Litigation lawyers are, in a sense, at war. Each lawyer is fighting for his client to prevail. A spirited fight requires, sometimes, spirited verbal exchanges.
But there are limits. Fellow lawyers, here’s a little rule of thumb: Don’t call your opponent an “asshole”.
That’s exactly what one lawyer called another in Alexander Interactive v. Adorama Inc., a case involving a simple business dispute, and not, as one would expect given the level of vitriol, a roiling matrimonial case. The insult-hurling lawyer — whose surname is coincidentally “Savage” — dropped the “A-bomb” in an email to her opponent. Then the “Savaged” opponent – who apparently denied the charge — one-upped her by flipping the email over to the judge, who then sanctioned Ms. Savage with an admonishment, despite Ms. Savage’s pleas that her opponent had “provoked” her into her transgression.
The full email contained other “foul language”, too. Here it is in full:
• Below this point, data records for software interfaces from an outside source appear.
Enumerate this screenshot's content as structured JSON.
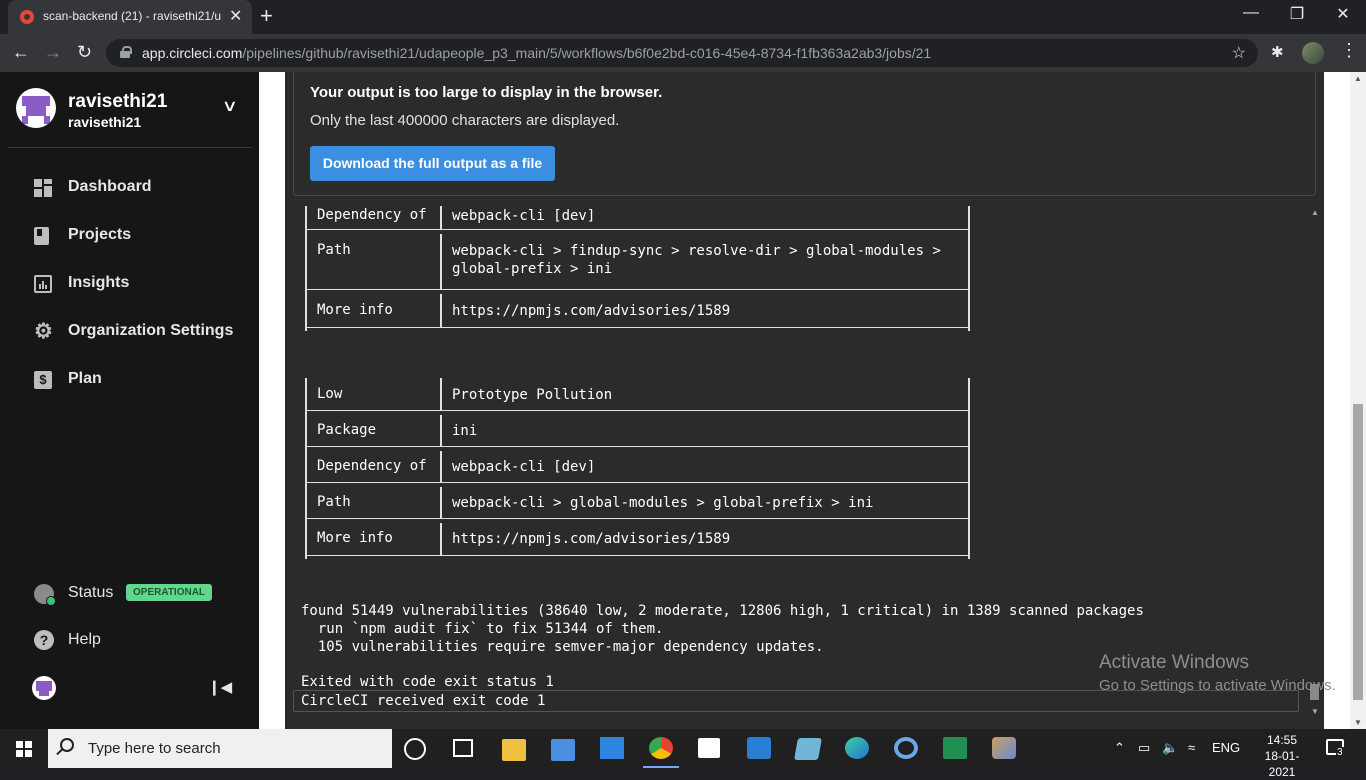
{
  "browser": {
    "tab_title": "scan-backend (21) - ravisethi21/u",
    "tab_close": "✕",
    "new_tab": "+",
    "url_host": "app.circleci.com",
    "url_path": "/pipelines/github/ravisethi21/udapeople_p3_main/5/workflows/b6f0e2bd-c016-45e4-8734-f1fb363a2ab3/jobs/21"
  },
  "sidebar": {
    "org_name": "ravisethi21",
    "org_sub": "ravisethi21",
    "items": [
      {
        "label": "Dashboard"
      },
      {
        "label": "Projects"
      },
      {
        "label": "Insights"
      },
      {
        "label": "Organization Settings"
      },
      {
        "label": "Plan"
      }
    ],
    "status_label": "Status",
    "status_badge": "OPERATIONAL",
    "help_label": "Help"
  },
  "notice": {
    "title": "Your output is too large to display in the browser.",
    "subtitle": "Only the last 400000 characters are displayed.",
    "download_button": "Download the full output as a file"
  },
  "terminal": {
    "table1": [
      {
        "key": "Dependency of",
        "value": "webpack-cli [dev]"
      },
      {
        "key": "Path",
        "value": "webpack-cli > findup-sync > resolve-dir > global-modules >\nglobal-prefix > ini"
      },
      {
        "key": "More info",
        "value": "https://npmjs.com/advisories/1589"
      }
    ],
    "table2": [
      {
        "key": "Low",
        "value": "Prototype Pollution"
      },
      {
        "key": "Package",
        "value": "ini"
      },
      {
        "key": "Dependency of",
        "value": "webpack-cli [dev]"
      },
      {
        "key": "Path",
        "value": "webpack-cli > global-modules > global-prefix > ini"
      },
      {
        "key": "More info",
        "value": "https://npmjs.com/advisories/1589"
      }
    ],
    "summary": "found 51449 vulnerabilities (38640 low, 2 moderate, 12806 high, 1 critical) in 1389 scanned packages\n  run `npm audit fix` to fix 51344 of them.\n  105 vulnerabilities require semver-major dependency updates.",
    "exit_line": "Exited with code exit status 1",
    "received_line": "CircleCI received exit code 1"
  },
  "watermark": {
    "line1": "Activate Windows",
    "line2": "Go to Settings to activate Windows."
  },
  "taskbar": {
    "search_placeholder": "Type here to search",
    "language": "ENG",
    "time": "14:55",
    "date": "18-01-2021",
    "notification_count": "3"
  }
}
You’re an asshole Dan. I have everything taped. And yes, under ny law and the rules of professional conduct, it’s allowed. If you think you’re going to sully my clients with your fictions, you’re a fool. If you try any shitt with the court, I welcome it. We have provided all requested data, all requested backups and have provided it in an orderly and accessible manner, unlike your clients. Don’t fuck me. I’m done with your unethical behavior. Any motions by you, if you’re trying to build a case for some unmeritorious motion to deflect from your clients’ unethical behavior, will include my recordings from today. Please govern yourself accordingly.
It’s no surprise to me that this exchange happened down in New York City, where lawyerly decorum is notoriously lacking. I can’t say this would never happen in upstate New York where I practice, but I can say I have never seen it happen. Hopefully, I never will . . .
Email me at: email@example.com I’d love to hear from you!
Michael G. Bersani, Esq.
mbk-law.com Central NY Personal Injury Lawyer Michaels Bersani Kalabanka